:: Data for the task ::

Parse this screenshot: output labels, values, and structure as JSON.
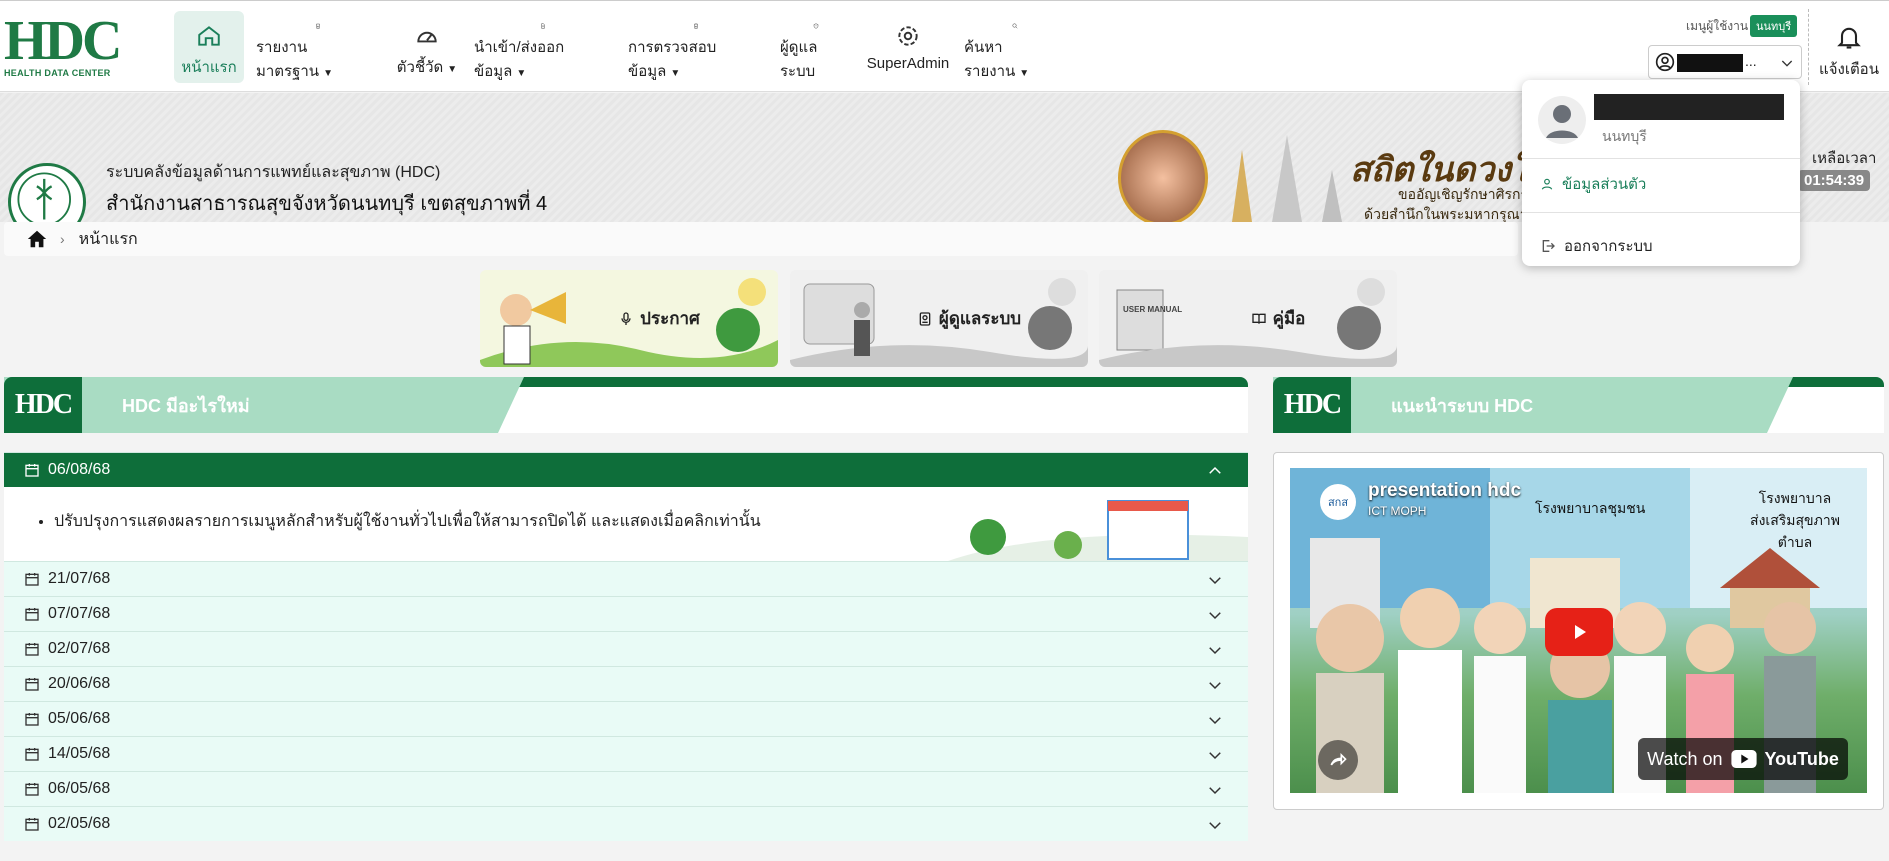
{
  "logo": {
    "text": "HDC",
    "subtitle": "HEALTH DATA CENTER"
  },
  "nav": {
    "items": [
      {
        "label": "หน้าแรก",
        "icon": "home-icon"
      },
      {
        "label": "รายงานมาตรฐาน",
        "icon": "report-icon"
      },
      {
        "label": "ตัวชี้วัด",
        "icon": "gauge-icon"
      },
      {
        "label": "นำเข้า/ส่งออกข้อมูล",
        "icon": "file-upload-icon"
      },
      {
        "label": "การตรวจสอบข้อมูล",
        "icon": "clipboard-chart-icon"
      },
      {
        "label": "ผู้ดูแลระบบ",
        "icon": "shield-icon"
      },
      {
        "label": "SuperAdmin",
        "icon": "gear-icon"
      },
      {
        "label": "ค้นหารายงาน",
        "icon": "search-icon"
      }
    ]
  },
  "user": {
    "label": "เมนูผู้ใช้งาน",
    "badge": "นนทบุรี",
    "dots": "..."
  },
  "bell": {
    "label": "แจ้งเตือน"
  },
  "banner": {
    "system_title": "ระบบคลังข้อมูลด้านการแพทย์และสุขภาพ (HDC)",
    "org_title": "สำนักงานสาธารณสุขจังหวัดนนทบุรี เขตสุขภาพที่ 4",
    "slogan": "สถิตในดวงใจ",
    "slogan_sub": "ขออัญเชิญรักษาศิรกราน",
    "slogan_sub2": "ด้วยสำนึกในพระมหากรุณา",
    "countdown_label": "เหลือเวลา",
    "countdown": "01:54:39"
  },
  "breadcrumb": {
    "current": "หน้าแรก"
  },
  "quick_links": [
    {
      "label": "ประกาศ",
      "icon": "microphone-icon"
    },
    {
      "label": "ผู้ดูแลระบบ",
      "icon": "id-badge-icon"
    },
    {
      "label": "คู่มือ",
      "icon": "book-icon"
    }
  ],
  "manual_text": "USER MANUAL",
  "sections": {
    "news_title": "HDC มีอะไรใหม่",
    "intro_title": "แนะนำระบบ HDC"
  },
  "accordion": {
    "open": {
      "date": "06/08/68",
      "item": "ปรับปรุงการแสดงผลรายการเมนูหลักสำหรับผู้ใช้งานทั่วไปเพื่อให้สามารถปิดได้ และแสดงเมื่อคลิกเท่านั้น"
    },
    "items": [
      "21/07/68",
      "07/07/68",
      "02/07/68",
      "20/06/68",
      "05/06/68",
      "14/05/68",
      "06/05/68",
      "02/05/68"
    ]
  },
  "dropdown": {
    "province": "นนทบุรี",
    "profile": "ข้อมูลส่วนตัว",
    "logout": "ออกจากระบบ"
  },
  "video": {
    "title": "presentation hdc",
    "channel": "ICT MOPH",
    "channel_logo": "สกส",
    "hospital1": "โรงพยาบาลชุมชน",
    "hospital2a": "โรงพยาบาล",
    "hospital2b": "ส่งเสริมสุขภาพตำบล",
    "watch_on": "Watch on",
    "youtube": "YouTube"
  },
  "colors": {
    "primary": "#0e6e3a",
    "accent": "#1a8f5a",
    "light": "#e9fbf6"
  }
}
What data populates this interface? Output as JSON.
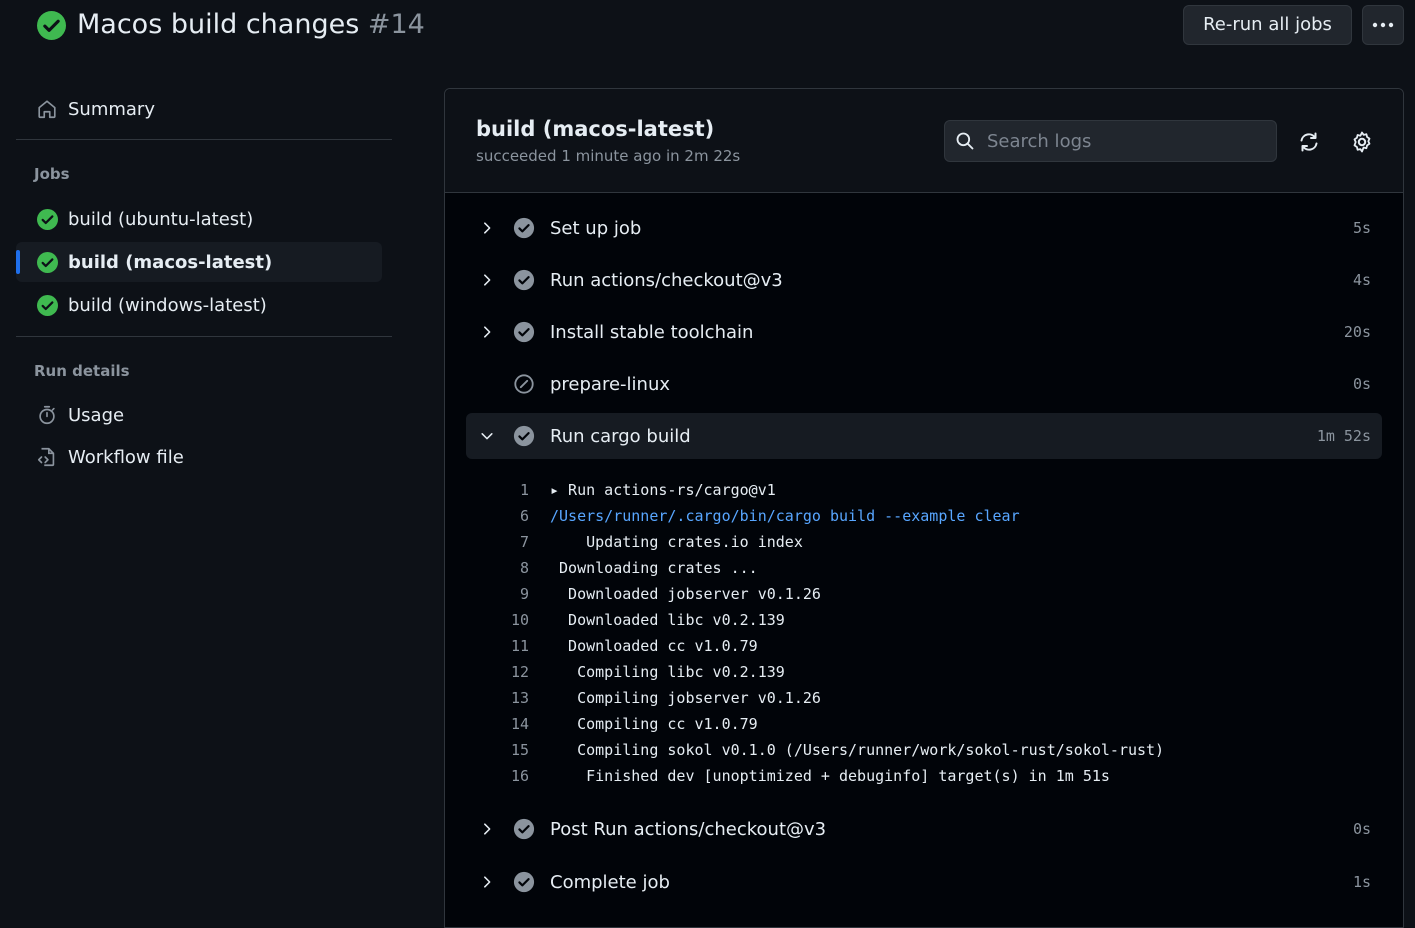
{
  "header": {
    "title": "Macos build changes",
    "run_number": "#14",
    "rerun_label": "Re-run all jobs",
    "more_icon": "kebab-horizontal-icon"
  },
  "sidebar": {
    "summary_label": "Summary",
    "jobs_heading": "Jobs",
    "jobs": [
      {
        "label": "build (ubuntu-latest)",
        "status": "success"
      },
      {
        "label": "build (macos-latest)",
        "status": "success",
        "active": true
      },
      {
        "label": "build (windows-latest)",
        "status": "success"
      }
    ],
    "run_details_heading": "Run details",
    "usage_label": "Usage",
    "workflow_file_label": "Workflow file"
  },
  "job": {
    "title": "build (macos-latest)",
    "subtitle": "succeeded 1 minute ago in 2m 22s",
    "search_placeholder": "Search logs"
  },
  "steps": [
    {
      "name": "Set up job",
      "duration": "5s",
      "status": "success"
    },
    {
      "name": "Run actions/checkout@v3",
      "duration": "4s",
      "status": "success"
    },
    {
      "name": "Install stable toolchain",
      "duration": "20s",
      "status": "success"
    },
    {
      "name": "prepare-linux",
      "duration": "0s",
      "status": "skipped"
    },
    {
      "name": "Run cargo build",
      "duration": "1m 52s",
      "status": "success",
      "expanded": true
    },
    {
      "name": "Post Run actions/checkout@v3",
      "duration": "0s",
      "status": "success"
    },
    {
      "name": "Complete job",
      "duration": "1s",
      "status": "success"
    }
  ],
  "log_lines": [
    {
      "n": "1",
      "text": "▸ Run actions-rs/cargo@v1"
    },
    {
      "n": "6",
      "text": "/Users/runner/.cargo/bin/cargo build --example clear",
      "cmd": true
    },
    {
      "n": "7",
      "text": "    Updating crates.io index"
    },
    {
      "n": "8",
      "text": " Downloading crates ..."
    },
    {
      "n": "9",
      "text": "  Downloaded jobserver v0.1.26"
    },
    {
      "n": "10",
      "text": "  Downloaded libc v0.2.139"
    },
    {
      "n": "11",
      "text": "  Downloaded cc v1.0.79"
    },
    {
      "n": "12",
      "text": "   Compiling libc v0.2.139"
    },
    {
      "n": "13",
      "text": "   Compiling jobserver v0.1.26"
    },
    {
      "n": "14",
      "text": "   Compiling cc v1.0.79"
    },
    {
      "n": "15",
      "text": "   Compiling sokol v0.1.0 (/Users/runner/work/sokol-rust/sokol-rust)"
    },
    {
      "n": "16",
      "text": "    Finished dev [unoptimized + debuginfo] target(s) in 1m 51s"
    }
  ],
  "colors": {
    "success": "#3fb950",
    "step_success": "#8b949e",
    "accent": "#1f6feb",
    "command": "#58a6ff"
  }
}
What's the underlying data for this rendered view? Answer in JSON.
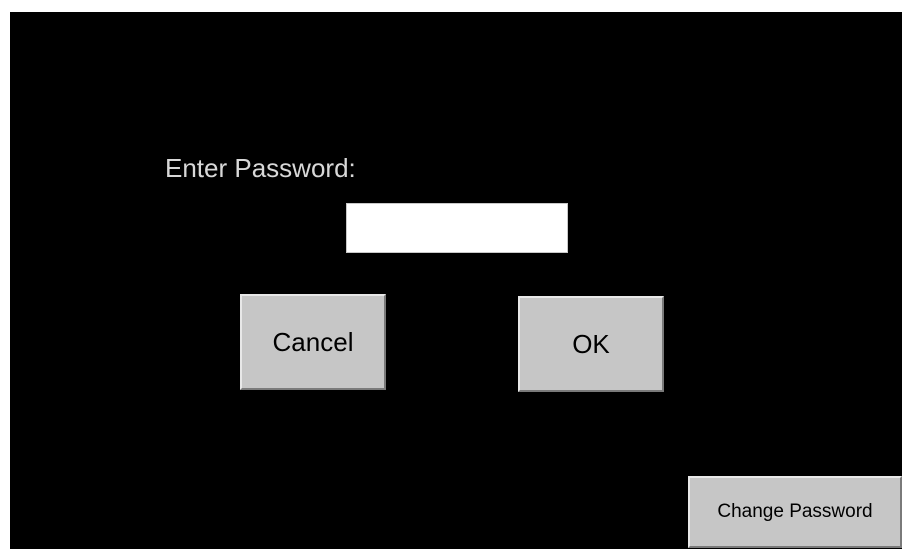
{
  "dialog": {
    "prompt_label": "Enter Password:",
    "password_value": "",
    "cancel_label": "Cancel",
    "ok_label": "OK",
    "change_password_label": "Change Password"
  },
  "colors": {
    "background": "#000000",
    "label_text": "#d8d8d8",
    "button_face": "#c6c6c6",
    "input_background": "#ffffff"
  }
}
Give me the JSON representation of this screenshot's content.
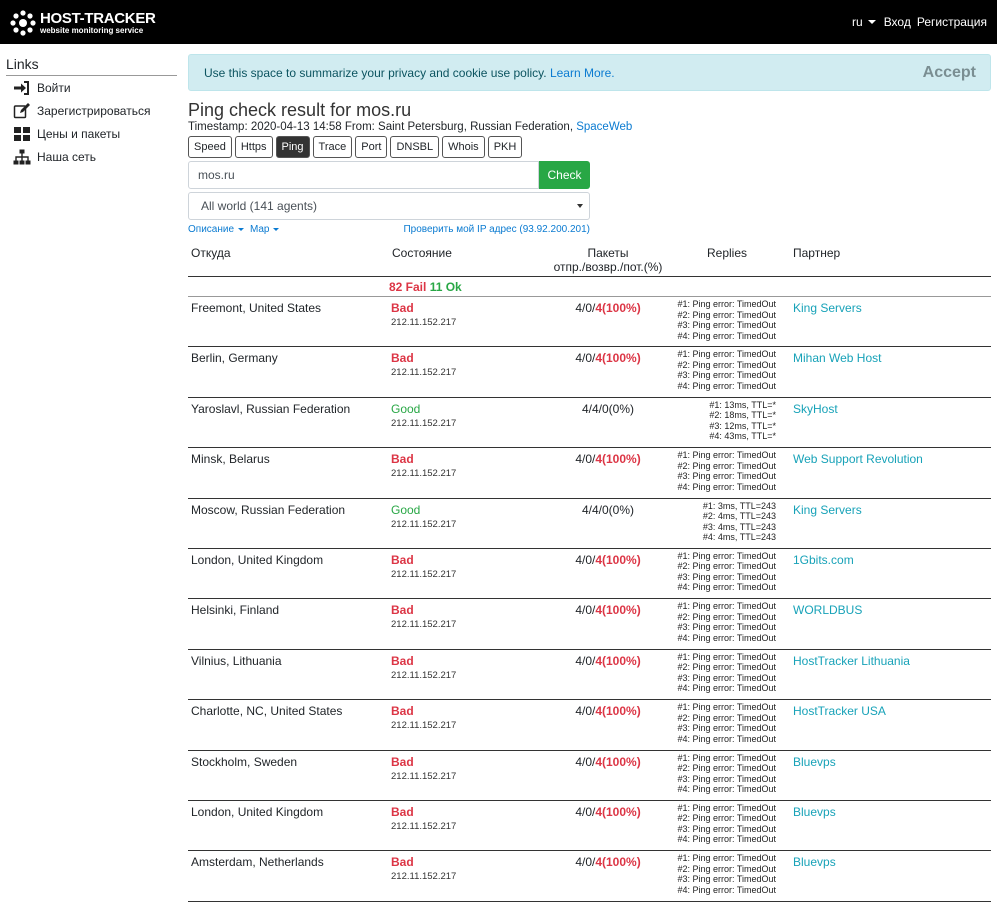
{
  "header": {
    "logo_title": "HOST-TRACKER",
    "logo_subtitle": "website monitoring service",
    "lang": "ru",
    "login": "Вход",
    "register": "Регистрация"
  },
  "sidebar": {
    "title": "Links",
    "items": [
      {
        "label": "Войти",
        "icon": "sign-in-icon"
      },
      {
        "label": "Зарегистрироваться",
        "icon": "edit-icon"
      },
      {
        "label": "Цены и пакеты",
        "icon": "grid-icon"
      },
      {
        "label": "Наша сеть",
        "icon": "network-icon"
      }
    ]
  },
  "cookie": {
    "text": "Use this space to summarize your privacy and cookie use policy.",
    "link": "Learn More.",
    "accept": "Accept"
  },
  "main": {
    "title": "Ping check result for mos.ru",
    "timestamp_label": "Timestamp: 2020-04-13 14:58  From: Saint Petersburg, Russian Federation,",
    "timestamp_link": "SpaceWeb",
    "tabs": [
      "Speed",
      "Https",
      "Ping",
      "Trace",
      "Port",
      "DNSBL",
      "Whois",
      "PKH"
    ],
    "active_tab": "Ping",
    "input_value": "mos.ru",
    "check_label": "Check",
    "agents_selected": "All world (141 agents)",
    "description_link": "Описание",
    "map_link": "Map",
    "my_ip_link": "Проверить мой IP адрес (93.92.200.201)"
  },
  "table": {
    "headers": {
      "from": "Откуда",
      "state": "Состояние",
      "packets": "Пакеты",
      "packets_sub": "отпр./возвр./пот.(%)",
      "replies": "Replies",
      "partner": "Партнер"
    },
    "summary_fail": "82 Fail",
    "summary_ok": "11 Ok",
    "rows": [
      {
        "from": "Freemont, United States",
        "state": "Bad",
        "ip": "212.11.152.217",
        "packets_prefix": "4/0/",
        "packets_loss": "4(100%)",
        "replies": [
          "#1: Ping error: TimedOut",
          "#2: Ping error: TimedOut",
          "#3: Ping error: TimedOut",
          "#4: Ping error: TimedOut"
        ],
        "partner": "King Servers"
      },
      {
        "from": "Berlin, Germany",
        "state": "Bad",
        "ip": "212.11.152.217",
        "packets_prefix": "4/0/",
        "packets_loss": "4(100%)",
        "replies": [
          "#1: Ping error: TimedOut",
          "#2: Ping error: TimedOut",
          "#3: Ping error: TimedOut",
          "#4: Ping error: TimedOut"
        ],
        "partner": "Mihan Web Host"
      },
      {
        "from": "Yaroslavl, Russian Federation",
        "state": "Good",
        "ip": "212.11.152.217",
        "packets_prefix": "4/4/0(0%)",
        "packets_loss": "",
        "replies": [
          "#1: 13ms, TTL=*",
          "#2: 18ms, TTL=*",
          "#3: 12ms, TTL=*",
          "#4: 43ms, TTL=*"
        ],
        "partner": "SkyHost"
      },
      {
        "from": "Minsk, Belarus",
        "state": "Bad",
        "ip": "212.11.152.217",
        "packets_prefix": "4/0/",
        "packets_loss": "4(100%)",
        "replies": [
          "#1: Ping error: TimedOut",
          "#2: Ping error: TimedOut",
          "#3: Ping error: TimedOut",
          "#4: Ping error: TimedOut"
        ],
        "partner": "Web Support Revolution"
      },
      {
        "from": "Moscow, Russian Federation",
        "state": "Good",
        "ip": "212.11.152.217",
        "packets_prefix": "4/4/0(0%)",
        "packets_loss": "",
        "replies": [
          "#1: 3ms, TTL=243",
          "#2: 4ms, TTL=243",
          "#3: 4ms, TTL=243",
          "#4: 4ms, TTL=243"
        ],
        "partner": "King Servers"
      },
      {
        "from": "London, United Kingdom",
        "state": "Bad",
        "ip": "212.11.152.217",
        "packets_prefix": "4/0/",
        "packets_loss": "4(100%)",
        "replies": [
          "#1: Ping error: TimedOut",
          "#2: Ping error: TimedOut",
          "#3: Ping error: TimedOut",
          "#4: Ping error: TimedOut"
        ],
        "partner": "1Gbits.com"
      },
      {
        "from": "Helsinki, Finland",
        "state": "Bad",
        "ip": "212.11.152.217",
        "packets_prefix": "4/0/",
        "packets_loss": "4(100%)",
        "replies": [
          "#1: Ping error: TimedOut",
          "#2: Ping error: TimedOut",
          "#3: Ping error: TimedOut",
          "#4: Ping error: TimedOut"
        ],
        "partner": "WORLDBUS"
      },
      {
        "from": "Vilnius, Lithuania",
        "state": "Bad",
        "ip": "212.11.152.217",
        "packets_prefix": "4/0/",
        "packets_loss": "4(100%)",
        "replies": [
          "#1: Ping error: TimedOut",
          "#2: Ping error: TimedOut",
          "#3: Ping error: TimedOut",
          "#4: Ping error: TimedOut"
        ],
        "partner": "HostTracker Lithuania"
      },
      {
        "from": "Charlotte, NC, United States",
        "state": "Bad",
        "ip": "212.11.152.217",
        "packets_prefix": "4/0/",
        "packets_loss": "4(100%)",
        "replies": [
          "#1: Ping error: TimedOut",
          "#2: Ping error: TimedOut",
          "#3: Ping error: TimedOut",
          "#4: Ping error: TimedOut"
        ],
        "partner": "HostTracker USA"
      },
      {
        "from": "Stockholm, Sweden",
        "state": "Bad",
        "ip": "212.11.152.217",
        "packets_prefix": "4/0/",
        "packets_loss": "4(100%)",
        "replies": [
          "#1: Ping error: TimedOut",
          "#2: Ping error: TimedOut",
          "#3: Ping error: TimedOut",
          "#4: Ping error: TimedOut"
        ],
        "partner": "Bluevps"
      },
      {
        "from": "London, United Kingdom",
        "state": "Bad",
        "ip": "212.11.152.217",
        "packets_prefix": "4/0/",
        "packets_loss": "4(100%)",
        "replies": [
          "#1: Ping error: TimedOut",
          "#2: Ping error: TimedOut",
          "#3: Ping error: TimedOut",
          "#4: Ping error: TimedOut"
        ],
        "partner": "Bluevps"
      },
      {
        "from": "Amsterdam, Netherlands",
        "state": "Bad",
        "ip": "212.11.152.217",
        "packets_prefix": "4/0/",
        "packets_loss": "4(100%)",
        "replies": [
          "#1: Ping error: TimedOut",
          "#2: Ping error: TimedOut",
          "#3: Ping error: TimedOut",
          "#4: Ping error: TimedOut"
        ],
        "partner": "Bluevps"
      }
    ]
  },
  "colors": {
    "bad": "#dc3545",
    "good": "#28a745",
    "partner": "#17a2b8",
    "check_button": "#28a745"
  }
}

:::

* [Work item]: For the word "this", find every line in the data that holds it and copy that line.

* [Reply to the task]:
Parse this screenshot: output labels, values, and structure as JSON.
What data populates this interface? Output as JSON.
What's the underlying data for this rendered view? Answer in JSON.
Give me the JSON representation of this screenshot's content.
    "text": "Use this space to summarize your privacy and cookie use policy.",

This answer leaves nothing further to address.